He understood some of that money was earmarked for programmes designed for mild to moderate cases, youth, rural and Maori.
“They are all things [the Government is] saying are priorities and they are for us, too. So, hopefully, we will see some resources going into that.”
Adventure Development, a mobile service, has a range of programmes, including Thrive Te Paeora, which assists young people aged 12 to 19.
It has a team of registered health professionals, who work to help young people manage issues, including those associated with mental health.
“That’s for what they class as mild to moderate, where young people are just having some mental health difficulties, things might be emerging like anxiety and depression, or mood swings.”
Thrive Te Paeora, which is offered over six sessions, provides people with the foundations needed for overall wellbeing.
“Anyone can refer, so long as the young person is saying ‘yes, I want to go along’.”
Mr Creagh said the programme’s mobile aspect meant the service could be taken to worksites and people’s homes.
“Our aim is breaking down barriers of people trying to access it. Trying to get [to] a service is a major thing.”
He said there had been a massive increase in young people accessing the service.
As a result, there was a maximum four-week wait, but the aim was to get people off that list within about two to three weeks, he said.
Five people were cleared off the list recently, which meant seven were left on it, Mr Creagh said, as an example of how it worked.
Adventure Development also offers a counselling service for 12 to 19-year-olds with moderate to severe cases, who want to combat substance use and abuse.
The counselling service is available for people for six months – over 20 sessions, which can involve the young person, their whanau, educator and/or employer.
It also has an adventure therapy component, which allows the young person to work on their goals away from any distractions over three to five days.
HELP AT HAND
Adventure Development: 027 254-9323, thriveservices.org.nz
Uruuruwhenua Health: 0800 878-087
Youthline: 0800 376-633, txt 234 or email firstname.lastname@example.org

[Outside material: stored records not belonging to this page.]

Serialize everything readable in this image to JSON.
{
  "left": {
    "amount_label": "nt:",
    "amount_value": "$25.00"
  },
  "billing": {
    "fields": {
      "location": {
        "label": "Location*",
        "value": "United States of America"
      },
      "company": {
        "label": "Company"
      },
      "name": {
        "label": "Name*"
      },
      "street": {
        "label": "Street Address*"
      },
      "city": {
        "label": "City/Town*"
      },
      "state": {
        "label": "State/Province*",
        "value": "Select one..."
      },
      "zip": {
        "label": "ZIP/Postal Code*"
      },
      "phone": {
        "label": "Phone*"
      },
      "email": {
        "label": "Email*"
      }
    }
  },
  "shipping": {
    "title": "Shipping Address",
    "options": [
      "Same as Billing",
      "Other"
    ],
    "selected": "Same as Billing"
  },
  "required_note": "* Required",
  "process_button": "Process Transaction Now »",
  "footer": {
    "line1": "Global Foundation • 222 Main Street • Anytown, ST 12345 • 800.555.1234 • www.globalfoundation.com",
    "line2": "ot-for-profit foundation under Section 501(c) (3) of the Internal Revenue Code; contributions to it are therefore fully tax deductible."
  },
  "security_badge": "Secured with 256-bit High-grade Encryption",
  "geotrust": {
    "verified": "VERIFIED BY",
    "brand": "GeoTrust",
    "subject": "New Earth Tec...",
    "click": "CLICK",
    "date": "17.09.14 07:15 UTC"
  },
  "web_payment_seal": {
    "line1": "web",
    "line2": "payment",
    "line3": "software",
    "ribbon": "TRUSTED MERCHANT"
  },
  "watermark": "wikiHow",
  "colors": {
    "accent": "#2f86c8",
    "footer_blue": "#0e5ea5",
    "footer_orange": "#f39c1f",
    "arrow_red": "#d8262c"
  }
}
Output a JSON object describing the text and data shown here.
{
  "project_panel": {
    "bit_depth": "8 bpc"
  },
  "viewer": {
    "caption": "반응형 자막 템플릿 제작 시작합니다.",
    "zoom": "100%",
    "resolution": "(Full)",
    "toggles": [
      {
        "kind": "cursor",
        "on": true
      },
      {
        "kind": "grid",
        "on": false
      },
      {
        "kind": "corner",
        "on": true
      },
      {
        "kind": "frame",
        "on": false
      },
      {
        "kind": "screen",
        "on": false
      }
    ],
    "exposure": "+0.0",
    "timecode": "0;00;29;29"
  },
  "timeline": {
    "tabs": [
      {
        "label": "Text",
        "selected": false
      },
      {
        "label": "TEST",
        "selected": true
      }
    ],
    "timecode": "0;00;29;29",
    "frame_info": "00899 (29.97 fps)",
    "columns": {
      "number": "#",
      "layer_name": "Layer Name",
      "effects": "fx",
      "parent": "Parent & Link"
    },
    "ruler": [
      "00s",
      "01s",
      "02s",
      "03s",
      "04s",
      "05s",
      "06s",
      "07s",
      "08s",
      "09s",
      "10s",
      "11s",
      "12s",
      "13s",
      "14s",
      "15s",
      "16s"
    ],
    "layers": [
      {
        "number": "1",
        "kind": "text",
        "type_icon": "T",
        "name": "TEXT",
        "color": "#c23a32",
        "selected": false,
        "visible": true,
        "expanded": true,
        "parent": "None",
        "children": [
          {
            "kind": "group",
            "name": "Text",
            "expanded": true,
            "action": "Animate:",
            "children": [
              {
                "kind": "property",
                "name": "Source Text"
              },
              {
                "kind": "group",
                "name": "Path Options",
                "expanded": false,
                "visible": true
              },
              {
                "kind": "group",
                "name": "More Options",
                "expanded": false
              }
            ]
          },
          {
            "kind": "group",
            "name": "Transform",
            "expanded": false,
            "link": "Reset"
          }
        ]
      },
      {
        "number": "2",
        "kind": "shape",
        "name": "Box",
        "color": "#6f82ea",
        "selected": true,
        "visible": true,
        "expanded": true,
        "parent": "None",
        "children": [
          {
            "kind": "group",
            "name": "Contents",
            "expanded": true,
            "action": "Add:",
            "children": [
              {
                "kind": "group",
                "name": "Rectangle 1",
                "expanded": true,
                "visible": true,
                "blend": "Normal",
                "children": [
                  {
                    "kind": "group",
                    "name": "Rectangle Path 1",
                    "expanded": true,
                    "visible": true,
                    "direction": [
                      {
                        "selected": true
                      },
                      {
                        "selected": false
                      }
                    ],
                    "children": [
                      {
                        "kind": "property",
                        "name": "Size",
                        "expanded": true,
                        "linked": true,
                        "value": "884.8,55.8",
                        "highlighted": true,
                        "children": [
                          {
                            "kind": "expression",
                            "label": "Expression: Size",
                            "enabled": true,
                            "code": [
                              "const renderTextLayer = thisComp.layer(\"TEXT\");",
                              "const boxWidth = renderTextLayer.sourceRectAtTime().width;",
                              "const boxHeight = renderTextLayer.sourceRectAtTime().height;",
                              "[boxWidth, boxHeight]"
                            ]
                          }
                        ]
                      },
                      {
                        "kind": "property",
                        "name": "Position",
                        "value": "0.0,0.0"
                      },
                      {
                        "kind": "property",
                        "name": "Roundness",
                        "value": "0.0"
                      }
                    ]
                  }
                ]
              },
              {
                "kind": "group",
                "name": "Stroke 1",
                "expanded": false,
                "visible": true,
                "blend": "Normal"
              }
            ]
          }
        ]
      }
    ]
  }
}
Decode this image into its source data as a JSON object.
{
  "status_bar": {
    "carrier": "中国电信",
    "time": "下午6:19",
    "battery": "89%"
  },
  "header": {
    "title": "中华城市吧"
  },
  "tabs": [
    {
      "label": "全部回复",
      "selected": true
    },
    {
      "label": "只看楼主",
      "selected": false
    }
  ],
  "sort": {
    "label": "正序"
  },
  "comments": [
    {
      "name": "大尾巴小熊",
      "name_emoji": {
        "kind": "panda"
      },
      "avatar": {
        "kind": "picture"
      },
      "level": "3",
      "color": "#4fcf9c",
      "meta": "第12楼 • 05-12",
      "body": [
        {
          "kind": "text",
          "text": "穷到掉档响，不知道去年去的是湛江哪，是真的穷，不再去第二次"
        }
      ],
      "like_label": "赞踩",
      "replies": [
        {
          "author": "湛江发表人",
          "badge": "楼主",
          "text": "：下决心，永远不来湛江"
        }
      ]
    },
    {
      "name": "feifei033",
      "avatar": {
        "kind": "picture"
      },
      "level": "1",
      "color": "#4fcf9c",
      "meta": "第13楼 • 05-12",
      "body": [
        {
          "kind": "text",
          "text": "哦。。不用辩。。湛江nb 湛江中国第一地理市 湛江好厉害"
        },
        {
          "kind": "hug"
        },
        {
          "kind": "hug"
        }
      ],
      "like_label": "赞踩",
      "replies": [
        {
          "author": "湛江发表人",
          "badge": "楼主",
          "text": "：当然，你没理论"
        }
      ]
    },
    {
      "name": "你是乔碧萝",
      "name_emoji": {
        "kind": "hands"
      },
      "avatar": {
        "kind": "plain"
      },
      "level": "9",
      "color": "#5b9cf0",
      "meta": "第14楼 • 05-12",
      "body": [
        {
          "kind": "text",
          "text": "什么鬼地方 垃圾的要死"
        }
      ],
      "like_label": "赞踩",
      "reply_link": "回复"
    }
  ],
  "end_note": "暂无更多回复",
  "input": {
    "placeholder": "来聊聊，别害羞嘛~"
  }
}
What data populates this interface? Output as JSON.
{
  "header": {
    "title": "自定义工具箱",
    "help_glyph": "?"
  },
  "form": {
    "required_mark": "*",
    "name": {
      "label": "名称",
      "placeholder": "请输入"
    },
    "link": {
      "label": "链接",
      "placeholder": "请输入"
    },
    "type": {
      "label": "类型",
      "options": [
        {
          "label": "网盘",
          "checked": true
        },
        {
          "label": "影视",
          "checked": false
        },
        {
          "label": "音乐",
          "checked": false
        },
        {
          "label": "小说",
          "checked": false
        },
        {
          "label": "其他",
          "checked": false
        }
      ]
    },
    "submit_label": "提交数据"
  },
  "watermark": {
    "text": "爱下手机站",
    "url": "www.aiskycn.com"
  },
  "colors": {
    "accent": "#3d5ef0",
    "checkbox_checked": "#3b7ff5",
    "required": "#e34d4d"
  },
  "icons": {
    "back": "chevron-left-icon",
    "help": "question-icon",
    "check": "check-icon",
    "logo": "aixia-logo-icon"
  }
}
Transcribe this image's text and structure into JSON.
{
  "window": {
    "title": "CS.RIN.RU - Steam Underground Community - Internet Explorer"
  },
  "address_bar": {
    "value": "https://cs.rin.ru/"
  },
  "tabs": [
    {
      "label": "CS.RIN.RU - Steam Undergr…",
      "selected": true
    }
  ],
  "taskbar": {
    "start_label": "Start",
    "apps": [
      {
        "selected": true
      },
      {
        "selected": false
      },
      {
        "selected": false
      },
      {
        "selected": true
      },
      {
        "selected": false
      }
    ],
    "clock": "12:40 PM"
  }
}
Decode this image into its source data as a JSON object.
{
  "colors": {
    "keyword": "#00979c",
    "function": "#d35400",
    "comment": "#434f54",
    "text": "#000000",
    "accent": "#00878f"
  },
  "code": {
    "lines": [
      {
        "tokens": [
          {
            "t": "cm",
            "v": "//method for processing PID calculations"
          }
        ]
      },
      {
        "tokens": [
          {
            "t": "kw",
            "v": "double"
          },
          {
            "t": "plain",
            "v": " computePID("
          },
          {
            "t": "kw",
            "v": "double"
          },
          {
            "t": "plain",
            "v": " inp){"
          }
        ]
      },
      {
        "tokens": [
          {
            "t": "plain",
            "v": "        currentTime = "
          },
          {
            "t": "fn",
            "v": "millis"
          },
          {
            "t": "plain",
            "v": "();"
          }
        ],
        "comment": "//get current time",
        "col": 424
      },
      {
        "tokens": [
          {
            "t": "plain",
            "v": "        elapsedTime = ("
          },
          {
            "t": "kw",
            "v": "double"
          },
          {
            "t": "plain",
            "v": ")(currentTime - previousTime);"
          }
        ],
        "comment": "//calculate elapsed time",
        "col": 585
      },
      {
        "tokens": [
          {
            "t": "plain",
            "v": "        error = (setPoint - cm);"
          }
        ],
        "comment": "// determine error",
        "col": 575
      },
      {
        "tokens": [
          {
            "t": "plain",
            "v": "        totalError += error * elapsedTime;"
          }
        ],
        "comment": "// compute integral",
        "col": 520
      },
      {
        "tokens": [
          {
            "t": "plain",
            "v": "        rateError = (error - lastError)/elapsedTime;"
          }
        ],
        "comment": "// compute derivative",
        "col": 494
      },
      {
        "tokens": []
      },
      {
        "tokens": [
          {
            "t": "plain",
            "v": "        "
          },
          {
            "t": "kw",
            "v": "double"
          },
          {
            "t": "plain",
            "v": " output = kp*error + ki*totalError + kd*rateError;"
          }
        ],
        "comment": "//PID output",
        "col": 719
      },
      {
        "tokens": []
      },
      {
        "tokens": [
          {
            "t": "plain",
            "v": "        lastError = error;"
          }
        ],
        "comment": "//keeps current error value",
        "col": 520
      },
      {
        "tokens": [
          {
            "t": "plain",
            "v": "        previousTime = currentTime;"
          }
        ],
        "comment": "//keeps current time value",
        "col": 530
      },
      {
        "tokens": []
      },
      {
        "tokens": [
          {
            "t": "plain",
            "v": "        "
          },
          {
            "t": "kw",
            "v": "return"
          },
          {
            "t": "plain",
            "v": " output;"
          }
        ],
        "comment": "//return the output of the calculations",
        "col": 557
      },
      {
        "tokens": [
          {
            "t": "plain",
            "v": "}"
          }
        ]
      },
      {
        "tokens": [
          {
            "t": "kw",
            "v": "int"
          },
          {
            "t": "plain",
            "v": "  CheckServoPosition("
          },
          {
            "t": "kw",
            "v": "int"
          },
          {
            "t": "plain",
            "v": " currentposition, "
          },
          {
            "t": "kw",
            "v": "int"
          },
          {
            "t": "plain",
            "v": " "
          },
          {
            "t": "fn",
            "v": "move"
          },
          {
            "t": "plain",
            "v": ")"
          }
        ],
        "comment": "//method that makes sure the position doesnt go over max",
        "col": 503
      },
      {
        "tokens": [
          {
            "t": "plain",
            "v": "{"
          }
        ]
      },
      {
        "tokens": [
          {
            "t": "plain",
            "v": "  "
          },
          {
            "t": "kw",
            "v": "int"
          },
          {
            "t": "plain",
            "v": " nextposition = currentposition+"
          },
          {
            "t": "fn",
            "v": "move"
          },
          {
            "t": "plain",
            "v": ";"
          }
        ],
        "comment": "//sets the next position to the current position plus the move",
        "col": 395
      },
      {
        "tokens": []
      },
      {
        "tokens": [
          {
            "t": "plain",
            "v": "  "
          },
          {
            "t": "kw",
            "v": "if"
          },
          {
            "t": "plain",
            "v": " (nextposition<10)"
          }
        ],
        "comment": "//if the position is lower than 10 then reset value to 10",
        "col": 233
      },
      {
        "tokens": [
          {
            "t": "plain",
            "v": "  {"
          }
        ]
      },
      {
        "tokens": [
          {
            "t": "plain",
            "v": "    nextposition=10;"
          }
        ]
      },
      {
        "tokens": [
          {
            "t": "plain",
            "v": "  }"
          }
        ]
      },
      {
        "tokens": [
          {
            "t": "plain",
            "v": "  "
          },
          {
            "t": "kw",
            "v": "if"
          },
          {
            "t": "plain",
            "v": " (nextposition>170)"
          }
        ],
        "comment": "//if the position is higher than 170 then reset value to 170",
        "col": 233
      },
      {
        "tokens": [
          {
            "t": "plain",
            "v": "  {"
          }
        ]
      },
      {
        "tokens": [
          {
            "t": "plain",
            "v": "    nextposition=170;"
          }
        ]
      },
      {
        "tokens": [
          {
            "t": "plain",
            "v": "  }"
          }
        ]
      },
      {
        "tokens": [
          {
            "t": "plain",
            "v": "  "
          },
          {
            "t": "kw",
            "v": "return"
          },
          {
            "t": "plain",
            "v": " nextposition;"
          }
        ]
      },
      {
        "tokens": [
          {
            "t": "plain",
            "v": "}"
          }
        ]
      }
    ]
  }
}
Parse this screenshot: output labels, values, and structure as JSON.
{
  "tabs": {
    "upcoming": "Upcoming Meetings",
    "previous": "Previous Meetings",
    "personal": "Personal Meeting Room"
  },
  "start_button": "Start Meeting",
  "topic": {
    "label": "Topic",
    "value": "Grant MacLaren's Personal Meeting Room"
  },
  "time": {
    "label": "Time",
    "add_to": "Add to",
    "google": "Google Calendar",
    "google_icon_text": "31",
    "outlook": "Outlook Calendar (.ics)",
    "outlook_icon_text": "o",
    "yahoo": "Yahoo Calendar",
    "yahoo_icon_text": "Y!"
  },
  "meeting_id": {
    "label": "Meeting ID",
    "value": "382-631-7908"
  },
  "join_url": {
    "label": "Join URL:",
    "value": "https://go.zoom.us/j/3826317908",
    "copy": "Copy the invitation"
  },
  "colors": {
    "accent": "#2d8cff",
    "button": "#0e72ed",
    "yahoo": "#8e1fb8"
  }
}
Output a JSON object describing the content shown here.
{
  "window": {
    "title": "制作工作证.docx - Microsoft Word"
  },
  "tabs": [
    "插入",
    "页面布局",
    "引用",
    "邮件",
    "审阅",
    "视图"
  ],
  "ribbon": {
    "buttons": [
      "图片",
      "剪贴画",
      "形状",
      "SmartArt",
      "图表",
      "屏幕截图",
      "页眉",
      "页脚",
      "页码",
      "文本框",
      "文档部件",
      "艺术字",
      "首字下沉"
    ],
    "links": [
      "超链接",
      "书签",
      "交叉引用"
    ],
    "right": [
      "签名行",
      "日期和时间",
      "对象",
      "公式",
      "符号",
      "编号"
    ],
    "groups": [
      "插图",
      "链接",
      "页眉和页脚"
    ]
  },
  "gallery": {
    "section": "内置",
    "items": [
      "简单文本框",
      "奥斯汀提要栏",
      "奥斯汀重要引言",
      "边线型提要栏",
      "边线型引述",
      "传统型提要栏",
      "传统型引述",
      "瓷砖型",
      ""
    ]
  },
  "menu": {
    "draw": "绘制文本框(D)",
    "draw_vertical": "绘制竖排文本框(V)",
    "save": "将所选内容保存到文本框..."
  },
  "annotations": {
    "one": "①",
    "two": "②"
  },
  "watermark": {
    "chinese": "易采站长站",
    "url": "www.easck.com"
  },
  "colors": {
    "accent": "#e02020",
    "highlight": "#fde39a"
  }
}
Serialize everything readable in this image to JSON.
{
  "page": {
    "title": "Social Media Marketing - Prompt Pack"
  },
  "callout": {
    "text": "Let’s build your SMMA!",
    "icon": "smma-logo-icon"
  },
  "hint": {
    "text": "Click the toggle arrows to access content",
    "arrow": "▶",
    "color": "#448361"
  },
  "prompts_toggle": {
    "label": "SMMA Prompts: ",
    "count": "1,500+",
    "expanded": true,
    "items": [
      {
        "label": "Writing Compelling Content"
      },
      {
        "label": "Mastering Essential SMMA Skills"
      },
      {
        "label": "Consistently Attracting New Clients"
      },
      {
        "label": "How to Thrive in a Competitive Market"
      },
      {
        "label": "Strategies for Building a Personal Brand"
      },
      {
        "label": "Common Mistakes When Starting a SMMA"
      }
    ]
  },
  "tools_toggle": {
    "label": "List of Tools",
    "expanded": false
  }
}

What’s Up:(for 5 to 18-yearolds; 1pm-11pm): 0800 942-8787
Kidsline: (aimed at children aged up to 14; 4pm-6pm weekdays) 0800 543-754 (0800 kidsline)
Rainbow Youth: (LGBTQ youth helpline) (09) 376-4155